» AIM OF THE EXERCISE:
All of the records must be repeated exactly as they read.

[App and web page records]

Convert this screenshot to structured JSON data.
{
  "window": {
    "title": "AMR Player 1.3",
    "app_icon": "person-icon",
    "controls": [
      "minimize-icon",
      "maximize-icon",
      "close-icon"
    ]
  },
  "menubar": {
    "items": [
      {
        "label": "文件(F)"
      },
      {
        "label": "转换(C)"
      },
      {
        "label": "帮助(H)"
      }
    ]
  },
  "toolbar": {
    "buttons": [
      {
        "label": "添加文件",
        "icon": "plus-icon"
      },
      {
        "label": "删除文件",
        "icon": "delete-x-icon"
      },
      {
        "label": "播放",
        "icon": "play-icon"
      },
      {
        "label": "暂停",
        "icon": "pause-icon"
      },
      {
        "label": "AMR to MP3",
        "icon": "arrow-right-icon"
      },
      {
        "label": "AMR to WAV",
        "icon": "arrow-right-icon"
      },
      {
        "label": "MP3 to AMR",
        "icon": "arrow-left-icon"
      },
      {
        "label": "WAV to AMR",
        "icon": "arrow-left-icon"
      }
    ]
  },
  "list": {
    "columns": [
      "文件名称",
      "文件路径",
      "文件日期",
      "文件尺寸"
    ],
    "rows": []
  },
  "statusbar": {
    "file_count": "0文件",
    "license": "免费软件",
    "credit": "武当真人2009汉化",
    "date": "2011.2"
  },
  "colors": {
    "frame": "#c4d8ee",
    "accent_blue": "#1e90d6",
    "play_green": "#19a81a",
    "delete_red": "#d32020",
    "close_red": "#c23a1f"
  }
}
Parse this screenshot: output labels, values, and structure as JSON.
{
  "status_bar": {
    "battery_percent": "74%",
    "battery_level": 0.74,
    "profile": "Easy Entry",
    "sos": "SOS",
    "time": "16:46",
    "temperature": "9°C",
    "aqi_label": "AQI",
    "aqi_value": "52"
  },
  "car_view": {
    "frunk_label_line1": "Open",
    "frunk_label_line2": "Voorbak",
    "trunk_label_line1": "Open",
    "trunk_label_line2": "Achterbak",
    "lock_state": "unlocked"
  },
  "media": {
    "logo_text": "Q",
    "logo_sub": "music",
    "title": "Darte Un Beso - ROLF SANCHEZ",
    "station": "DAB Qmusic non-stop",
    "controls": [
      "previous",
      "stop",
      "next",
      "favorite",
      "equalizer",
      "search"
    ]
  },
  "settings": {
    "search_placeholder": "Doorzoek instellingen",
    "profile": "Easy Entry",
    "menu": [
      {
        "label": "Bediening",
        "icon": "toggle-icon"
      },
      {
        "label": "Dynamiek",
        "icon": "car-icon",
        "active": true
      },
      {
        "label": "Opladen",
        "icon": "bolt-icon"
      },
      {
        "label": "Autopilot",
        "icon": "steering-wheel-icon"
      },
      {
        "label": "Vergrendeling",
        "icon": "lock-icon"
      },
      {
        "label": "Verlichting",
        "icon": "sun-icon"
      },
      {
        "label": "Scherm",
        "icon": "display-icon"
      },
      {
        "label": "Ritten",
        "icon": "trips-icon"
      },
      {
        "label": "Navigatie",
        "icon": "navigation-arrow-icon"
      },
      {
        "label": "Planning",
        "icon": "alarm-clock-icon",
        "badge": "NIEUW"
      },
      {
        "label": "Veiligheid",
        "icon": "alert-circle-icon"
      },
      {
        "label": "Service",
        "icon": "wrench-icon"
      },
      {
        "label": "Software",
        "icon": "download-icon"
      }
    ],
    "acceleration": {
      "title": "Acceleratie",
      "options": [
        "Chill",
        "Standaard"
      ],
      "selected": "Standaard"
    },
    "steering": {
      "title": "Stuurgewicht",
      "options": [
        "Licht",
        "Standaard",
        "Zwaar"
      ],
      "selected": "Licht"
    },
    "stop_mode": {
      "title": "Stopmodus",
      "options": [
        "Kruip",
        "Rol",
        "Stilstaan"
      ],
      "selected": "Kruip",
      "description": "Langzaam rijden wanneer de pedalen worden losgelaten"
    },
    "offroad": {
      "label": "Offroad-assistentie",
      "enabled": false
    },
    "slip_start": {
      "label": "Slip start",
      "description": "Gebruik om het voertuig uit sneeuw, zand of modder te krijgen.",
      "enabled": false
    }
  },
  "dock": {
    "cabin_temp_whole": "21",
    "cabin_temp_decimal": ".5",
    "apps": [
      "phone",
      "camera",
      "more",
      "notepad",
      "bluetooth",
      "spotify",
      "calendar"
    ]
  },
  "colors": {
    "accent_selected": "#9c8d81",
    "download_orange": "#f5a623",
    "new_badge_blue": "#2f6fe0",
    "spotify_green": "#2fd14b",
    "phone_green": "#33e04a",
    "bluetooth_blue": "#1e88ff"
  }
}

» ANSWER TO THIS EXERCISE:
Convert this screenshot to structured JSON data.
{
  "window": {
    "title": "AMR Player 1.3",
    "app_icon": "person-icon",
    "controls": [
      "minimize-icon",
      "maximize-icon",
      "close-icon"
    ]
  },
  "menubar": {
    "items": [
      {
        "label": "文件(F)"
      },
      {
        "label": "转换(C)"
      },
      {
        "label": "帮助(H)"
      }
    ]
  },
  "toolbar": {
    "buttons": [
      {
        "label": "添加文件",
        "icon": "plus-icon"
      },
      {
        "label": "删除文件",
        "icon": "delete-x-icon"
      },
      {
        "label": "播放",
        "icon": "play-icon"
      },
      {
        "label": "暂停",
        "icon": "pause-icon"
      },
      {
        "label": "AMR to MP3",
        "icon": "arrow-right-icon"
      },
      {
        "label": "AMR to WAV",
        "icon": "arrow-right-icon"
      },
      {
        "label": "MP3 to AMR",
        "icon": "arrow-left-icon"
      },
      {
        "label": "WAV to AMR",
        "icon": "arrow-left-icon"
      }
    ]
  },
  "list": {
    "columns": [
      "文件名称",
      "文件路径",
      "文件日期",
      "文件尺寸"
    ],
    "rows": []
  },
  "statusbar": {
    "file_count": "0文件",
    "license": "免费软件",
    "credit": "武当真人2009汉化",
    "date": "2011.2"
  },
  "colors": {
    "frame": "#c4d8ee",
    "accent_blue": "#1e90d6",
    "play_green": "#19a81a",
    "delete_red": "#d32020",
    "close_red": "#c23a1f"
  }
}
Parse this screenshot: output labels, values, and structure as JSON.
{
  "status_bar": {
    "battery_percent": "74%",
    "battery_level": 0.74,
    "profile": "Easy Entry",
    "sos": "SOS",
    "time": "16:46",
    "temperature": "9°C",
    "aqi_label": "AQI",
    "aqi_value": "52"
  },
  "car_view": {
    "frunk_label_line1": "Open",
    "frunk_label_line2": "Voorbak",
    "trunk_label_line1": "Open",
    "trunk_label_line2": "Achterbak",
    "lock_state": "unlocked"
  },
  "media": {
    "logo_text": "Q",
    "logo_sub": "music",
    "title": "Darte Un Beso - ROLF SANCHEZ",
    "station": "DAB Qmusic non-stop",
    "controls": [
      "previous",
      "stop",
      "next",
      "favorite",
      "equalizer",
      "search"
    ]
  },
  "settings": {
    "search_placeholder": "Doorzoek instellingen",
    "profile": "Easy Entry",
    "menu": [
      {
        "label": "Bediening",
        "icon": "toggle-icon"
      },
      {
        "label": "Dynamiek",
        "icon": "car-icon",
        "active": true
      },
      {
        "label": "Opladen",
        "icon": "bolt-icon"
      },
      {
        "label": "Autopilot",
        "icon": "steering-wheel-icon"
      },
      {
        "label": "Vergrendeling",
        "icon": "lock-icon"
      },
      {
        "label": "Verlichting",
        "icon": "sun-icon"
      },
      {
        "label": "Scherm",
        "icon": "display-icon"
      },
      {
        "label": "Ritten",
        "icon": "trips-icon"
      },
      {
        "label": "Navigatie",
        "icon": "navigation-arrow-icon"
      },
      {
        "label": "Planning",
        "icon": "alarm-clock-icon",
        "badge": "NIEUW"
      },
      {
        "label": "Veiligheid",
        "icon": "alert-circle-icon"
      },
      {
        "label": "Service",
        "icon": "wrench-icon"
      },
      {
        "label": "Software",
        "icon": "download-icon"
      }
    ],
    "acceleration": {
      "title": "Acceleratie",
      "options": [
        "Chill",
        "Standaard"
      ],
      "selected": "Standaard"
    },
    "steering": {
      "title": "Stuurgewicht",
      "options": [
        "Licht",
        "Standaard",
        "Zwaar"
      ],
      "selected": "Licht"
    },
    "stop_mode": {
      "title": "Stopmodus",
      "options": [
        "Kruip",
        "Rol",
        "Stilstaan"
      ],
      "selected": "Kruip",
      "description": "Langzaam rijden wanneer de pedalen worden losgelaten"
    },
    "offroad": {
      "label": "Offroad-assistentie",
      "enabled": false
    },
    "slip_start": {
      "label": "Slip start",
      "description": "Gebruik om het voertuig uit sneeuw, zand of modder te krijgen.",
      "enabled": false
    }
  },
  "dock": {
    "cabin_temp_whole": "21",
    "cabin_temp_decimal": ".5",
    "apps": [
      "phone",
      "camera",
      "more",
      "notepad",
      "bluetooth",
      "spotify",
      "calendar"
    ]
  },
  "colors": {
    "accent_selected": "#9c8d81",
    "download_orange": "#f5a623",
    "new_badge_blue": "#2f6fe0",
    "spotify_green": "#2fd14b",
    "phone_green": "#33e04a",
    "bluetooth_blue": "#1e88ff"
  }
}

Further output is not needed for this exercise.